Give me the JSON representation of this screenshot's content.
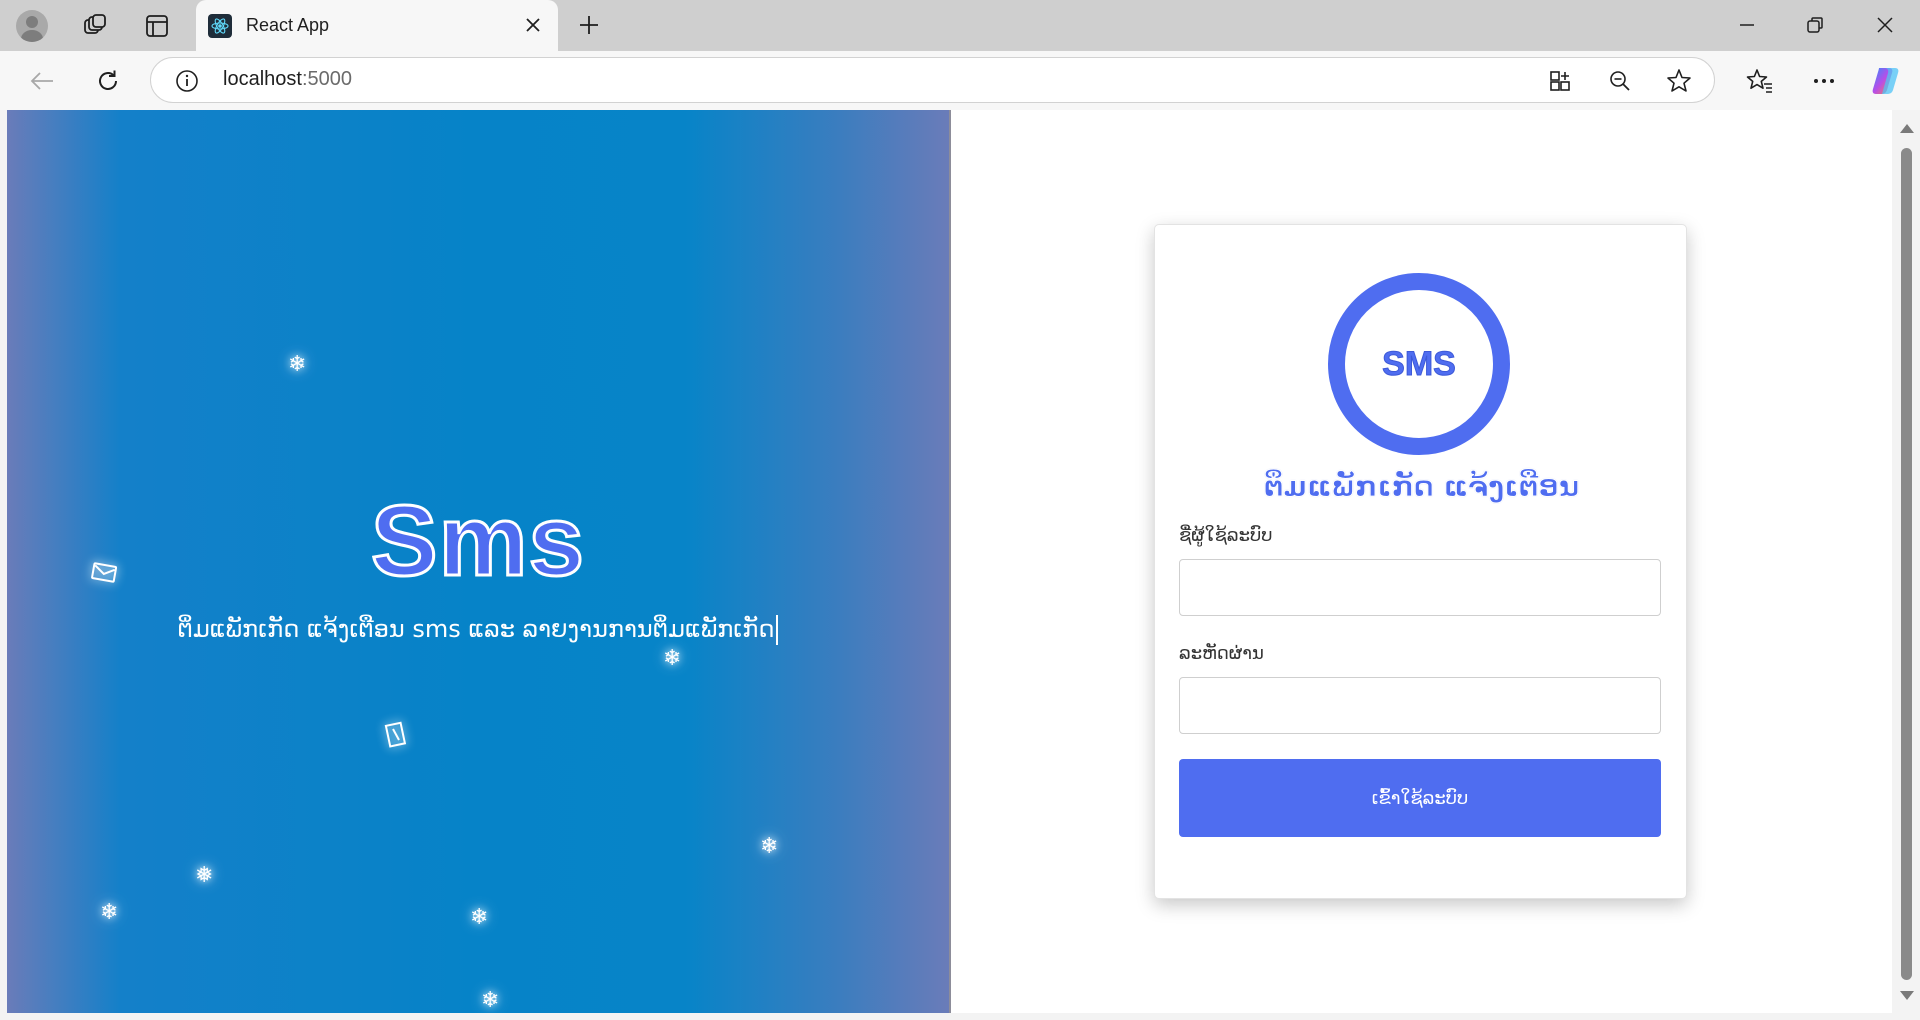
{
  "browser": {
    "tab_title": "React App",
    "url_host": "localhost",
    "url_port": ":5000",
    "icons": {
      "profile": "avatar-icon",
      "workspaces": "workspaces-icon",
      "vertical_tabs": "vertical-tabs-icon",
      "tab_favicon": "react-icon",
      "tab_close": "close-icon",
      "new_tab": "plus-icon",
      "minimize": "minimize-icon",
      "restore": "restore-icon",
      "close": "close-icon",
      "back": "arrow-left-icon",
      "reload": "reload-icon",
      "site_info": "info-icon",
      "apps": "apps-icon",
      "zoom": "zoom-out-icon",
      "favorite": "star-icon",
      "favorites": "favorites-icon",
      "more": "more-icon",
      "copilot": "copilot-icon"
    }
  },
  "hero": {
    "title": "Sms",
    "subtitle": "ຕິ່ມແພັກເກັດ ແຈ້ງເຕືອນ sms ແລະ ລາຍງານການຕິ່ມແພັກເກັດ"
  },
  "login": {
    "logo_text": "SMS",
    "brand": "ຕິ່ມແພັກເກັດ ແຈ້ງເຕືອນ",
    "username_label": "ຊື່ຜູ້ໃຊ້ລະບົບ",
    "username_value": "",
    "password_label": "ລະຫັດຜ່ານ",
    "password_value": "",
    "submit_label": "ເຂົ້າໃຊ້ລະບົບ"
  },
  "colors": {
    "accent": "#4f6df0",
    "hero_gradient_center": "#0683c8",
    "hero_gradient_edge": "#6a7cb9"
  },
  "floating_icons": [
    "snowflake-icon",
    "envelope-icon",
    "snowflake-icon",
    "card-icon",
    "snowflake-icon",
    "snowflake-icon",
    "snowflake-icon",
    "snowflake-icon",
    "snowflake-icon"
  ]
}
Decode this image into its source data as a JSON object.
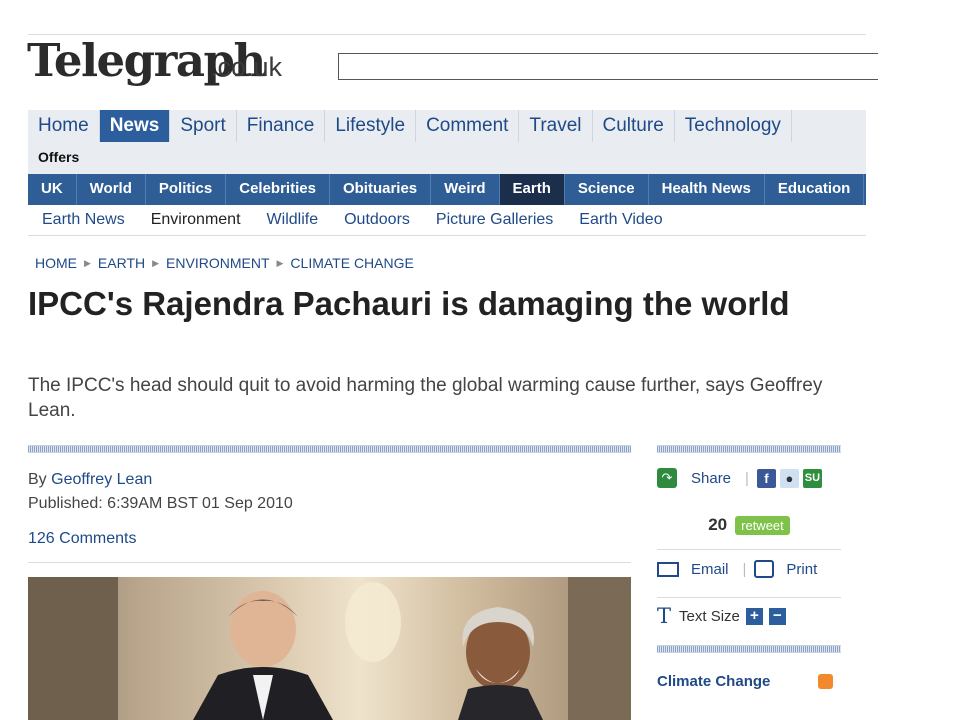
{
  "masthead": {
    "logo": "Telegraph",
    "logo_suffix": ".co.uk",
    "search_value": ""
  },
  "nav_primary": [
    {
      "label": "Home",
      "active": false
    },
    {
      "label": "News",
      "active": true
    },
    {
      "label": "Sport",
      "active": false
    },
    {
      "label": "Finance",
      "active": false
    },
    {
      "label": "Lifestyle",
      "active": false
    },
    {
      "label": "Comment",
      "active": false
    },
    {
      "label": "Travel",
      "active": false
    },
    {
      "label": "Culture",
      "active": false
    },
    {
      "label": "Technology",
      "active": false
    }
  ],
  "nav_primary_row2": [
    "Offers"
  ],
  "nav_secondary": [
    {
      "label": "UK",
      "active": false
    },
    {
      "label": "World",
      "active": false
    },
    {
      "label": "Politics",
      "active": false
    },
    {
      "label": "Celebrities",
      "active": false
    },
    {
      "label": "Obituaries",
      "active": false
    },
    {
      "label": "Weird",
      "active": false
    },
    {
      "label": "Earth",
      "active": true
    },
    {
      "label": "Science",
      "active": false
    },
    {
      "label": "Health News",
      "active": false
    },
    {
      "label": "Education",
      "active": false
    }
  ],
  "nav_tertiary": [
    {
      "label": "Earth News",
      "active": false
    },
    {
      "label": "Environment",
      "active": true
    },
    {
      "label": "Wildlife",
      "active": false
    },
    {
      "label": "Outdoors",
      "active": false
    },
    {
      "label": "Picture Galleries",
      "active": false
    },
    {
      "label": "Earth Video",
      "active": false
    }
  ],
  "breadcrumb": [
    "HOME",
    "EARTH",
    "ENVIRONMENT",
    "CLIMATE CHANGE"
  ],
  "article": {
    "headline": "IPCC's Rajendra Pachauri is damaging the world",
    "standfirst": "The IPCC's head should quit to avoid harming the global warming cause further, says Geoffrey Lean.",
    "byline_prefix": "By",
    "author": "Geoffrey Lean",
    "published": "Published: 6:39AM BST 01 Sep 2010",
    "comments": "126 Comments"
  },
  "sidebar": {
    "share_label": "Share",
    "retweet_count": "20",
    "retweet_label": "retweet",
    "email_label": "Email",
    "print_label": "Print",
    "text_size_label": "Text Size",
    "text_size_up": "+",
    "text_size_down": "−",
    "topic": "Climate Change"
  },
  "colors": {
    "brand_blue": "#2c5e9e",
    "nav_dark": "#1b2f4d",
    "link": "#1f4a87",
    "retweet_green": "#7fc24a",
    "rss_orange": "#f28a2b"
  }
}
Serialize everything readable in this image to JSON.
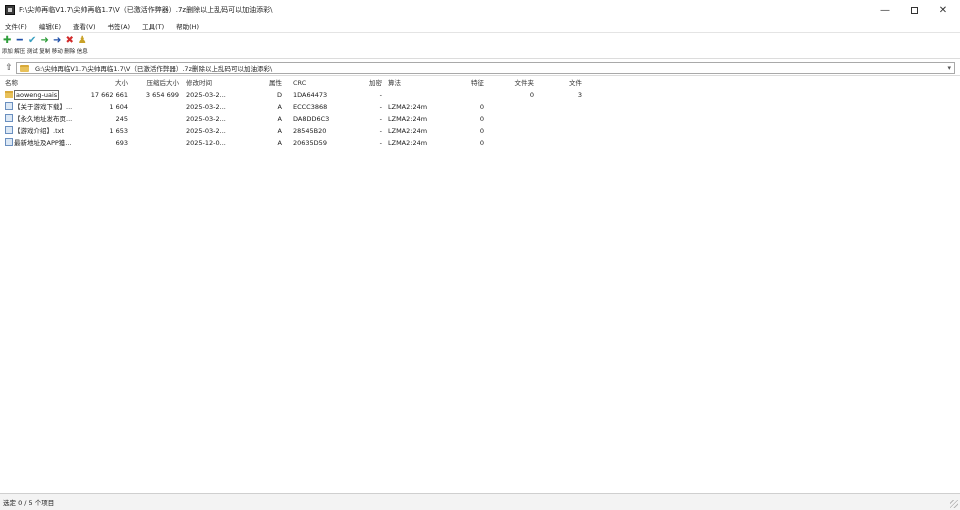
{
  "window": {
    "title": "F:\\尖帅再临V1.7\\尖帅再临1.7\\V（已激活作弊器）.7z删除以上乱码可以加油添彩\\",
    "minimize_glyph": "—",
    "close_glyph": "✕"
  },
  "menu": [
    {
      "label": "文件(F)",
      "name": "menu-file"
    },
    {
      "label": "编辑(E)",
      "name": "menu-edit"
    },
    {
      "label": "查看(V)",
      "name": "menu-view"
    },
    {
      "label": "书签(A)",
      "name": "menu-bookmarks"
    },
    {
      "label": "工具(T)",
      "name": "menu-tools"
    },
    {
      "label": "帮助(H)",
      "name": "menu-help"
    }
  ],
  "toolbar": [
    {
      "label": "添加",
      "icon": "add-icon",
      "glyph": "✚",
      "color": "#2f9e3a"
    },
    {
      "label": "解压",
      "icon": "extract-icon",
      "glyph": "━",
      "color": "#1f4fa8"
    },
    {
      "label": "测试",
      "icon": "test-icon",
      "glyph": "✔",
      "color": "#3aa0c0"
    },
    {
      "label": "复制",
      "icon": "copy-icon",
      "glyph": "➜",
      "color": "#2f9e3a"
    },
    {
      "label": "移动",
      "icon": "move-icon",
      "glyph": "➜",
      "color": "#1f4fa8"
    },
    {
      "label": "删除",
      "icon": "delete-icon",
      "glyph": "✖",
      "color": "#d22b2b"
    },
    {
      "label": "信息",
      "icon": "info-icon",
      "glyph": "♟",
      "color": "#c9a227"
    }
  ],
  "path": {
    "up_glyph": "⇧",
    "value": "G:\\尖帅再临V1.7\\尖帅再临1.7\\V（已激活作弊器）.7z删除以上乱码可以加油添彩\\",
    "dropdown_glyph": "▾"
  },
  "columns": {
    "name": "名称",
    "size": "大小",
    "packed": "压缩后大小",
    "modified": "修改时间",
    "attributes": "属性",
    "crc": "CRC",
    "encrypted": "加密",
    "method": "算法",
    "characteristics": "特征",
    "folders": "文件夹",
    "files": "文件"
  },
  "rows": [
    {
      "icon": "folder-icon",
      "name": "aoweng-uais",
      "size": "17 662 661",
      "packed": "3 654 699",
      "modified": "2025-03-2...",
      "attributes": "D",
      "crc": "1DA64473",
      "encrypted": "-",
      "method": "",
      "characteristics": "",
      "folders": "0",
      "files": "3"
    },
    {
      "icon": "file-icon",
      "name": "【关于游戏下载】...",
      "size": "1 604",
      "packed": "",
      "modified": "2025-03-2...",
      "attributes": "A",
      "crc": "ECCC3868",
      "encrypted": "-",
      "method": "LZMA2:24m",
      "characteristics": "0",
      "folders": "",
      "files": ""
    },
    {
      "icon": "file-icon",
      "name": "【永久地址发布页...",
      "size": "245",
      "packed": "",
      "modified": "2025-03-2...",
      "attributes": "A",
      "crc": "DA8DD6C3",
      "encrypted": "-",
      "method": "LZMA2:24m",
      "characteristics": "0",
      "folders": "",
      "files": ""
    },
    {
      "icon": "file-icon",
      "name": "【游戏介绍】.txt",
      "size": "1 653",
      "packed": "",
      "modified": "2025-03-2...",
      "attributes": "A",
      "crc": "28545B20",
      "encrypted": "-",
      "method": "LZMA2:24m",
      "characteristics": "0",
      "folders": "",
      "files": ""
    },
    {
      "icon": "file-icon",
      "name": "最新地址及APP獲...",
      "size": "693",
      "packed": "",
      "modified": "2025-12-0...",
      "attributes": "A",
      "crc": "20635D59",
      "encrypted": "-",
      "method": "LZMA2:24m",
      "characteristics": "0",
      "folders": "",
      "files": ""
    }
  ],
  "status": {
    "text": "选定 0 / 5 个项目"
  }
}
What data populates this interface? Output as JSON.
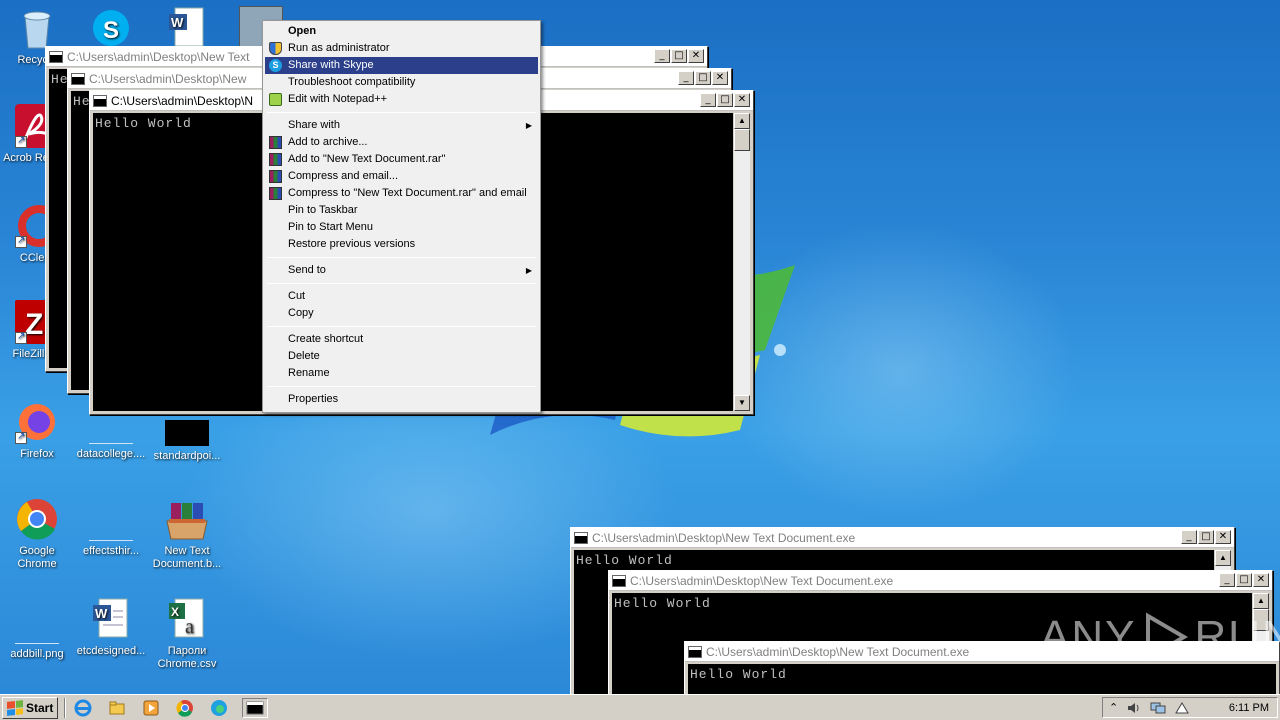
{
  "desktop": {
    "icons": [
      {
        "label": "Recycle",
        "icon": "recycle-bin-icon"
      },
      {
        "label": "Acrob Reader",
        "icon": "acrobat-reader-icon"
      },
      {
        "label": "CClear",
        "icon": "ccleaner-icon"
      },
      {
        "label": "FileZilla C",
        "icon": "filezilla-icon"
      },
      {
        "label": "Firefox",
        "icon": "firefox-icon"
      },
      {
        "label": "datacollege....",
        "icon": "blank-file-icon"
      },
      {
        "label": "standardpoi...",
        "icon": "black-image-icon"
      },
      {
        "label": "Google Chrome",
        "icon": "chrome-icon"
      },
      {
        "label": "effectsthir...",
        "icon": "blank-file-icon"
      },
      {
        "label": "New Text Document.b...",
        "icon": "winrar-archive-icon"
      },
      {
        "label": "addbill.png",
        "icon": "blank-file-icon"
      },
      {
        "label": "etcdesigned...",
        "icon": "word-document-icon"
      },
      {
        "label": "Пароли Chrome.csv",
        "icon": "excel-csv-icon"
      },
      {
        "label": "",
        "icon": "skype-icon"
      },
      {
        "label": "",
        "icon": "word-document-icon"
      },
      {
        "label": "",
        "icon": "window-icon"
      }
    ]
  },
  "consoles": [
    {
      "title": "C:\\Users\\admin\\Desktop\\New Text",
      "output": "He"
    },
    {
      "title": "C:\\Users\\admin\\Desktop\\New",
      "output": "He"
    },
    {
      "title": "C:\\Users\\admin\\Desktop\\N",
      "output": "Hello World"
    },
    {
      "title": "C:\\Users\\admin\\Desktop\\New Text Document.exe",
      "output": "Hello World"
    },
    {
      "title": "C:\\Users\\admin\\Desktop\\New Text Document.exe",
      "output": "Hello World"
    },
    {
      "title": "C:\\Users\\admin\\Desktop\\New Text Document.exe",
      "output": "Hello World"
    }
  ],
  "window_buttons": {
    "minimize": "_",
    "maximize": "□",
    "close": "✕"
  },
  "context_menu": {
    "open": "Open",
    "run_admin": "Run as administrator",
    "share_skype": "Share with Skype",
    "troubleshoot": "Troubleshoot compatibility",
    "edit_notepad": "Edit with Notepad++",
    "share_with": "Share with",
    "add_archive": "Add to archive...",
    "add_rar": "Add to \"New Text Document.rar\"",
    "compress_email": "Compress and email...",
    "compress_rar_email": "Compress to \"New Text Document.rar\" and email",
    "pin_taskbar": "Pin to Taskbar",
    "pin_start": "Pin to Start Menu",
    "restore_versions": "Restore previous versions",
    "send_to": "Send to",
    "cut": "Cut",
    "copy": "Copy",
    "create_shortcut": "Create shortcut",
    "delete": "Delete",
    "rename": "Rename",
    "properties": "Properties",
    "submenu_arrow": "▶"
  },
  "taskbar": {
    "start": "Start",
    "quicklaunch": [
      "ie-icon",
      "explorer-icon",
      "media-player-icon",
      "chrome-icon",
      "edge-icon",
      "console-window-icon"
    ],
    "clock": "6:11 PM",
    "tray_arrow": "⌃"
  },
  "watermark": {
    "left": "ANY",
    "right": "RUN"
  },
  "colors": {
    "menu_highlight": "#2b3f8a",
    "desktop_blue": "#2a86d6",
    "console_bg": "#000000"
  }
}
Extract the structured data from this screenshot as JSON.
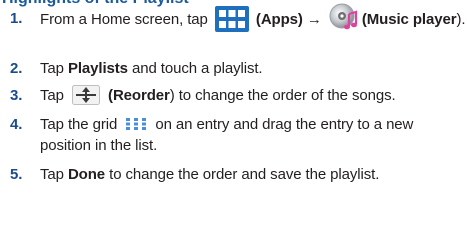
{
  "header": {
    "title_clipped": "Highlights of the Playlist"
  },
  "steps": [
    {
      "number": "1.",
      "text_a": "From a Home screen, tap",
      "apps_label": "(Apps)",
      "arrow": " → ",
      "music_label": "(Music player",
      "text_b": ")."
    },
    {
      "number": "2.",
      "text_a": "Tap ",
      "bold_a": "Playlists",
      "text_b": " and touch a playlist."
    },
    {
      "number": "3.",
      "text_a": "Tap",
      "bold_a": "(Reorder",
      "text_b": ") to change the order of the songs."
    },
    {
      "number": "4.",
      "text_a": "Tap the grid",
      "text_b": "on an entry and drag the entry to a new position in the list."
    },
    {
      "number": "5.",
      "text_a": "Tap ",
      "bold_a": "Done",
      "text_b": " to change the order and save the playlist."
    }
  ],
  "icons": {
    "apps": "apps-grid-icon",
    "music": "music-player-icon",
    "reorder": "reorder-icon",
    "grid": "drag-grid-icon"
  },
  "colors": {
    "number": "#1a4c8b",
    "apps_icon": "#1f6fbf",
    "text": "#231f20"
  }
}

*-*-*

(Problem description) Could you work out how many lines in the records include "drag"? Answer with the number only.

(Result below) 2